"It's not a failure of our systems, they were working perfectly. It's human error, they got it wrong and did not carry out the procedure."
Mr Weir acknowledged the mistake.
"We let people down by not carrying out procedures properly; it's a bit disappointing," he said.
Mr Houston said testing meant that on three other occasions Village Milk had stopped selling milk - twice in Hamilton this year when milk was not up to the right standard and there was coliform from the milking plant not washing well enough, and once in Oxford at the end of the year when campylobacter showed up. Nobody was sick and a UV water filtration system had improved the water supply, he said.
When Village Milk stopped selling milk it had good feedback from the public on its Facebook page. "They have said thank you for being careful and we're looking forward to when it is back," said Mr Houston.
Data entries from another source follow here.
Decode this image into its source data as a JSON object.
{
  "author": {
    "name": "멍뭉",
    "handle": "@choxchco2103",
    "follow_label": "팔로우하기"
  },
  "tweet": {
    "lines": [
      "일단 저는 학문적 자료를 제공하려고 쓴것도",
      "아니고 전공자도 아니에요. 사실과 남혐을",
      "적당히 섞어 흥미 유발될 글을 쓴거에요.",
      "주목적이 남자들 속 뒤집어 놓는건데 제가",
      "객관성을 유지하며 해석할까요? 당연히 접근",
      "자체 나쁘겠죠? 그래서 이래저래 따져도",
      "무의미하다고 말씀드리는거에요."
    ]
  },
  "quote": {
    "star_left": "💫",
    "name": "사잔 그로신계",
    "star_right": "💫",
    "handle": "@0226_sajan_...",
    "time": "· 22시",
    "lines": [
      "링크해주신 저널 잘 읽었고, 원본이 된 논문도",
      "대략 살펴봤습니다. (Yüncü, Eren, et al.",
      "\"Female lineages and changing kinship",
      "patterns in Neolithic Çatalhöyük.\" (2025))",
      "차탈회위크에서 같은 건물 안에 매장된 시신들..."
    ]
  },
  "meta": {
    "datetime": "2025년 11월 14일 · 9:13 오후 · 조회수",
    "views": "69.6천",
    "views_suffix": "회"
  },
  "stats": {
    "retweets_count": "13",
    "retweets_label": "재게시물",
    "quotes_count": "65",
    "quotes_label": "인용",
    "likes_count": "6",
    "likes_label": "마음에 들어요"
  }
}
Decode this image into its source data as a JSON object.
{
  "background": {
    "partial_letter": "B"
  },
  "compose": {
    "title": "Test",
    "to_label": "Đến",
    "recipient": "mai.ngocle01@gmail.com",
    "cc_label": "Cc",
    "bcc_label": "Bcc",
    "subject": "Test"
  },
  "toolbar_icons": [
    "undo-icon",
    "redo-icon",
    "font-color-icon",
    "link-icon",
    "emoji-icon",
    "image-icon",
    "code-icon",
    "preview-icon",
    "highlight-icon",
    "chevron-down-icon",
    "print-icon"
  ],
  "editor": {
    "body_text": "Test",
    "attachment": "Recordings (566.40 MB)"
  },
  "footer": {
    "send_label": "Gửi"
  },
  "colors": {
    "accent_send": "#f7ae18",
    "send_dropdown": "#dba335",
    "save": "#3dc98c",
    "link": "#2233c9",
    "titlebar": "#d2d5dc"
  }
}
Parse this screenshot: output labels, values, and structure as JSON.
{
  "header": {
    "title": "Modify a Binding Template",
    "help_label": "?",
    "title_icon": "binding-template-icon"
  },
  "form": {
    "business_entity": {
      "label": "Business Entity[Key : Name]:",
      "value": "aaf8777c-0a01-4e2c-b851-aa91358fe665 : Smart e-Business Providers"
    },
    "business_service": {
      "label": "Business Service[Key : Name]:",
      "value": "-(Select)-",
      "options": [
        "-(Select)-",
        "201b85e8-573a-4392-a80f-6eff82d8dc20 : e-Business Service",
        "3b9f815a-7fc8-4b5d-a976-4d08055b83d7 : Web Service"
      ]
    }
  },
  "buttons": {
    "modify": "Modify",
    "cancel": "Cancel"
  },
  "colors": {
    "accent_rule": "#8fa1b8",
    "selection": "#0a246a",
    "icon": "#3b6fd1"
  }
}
It was a personal choice whether people bought raw milk, he said.
"There's always a potential risk with sale of unprocessed food, it's up to people to make up their own mind."
While shutdowns seemed a bit odd, they were an integral part of the management of the milk, he said. "If they have a problem they have to sort it out."
The comprehensive testing regime included daily tests at the farm for somatic cell count, a measure of udder health, and weekly for aerobic plate count (APC) which measured bacteria in milk, as well as for coliform and E coli. At the end of each month tests for inhibitors such as penicillin and somatic cell counts were sent to Hamilton for analysis, and bimonthly for pathogens such as campylobacter, salmonella and listeria.
Mr Houston said the Weirs would not lose their franchise. "It's human error, people should not make mistakes but you should not be shot at dawn."
In Nelson, Oaklands Milk, which sells pasteurised milk direct from its Stoke farm and at two city outlets, is looking at selling raw milk from the farm.
Owner Julian Raine said: "We had been hoping to sell raw milk by now but we are taking a slow and measured approach to it. We have to get it right. The stakes are too high if you get it wrong."
There was certainly a demand for raw milk, he said. "There would not be a day pass when I am not asked for raw milk."
The Nelson Mail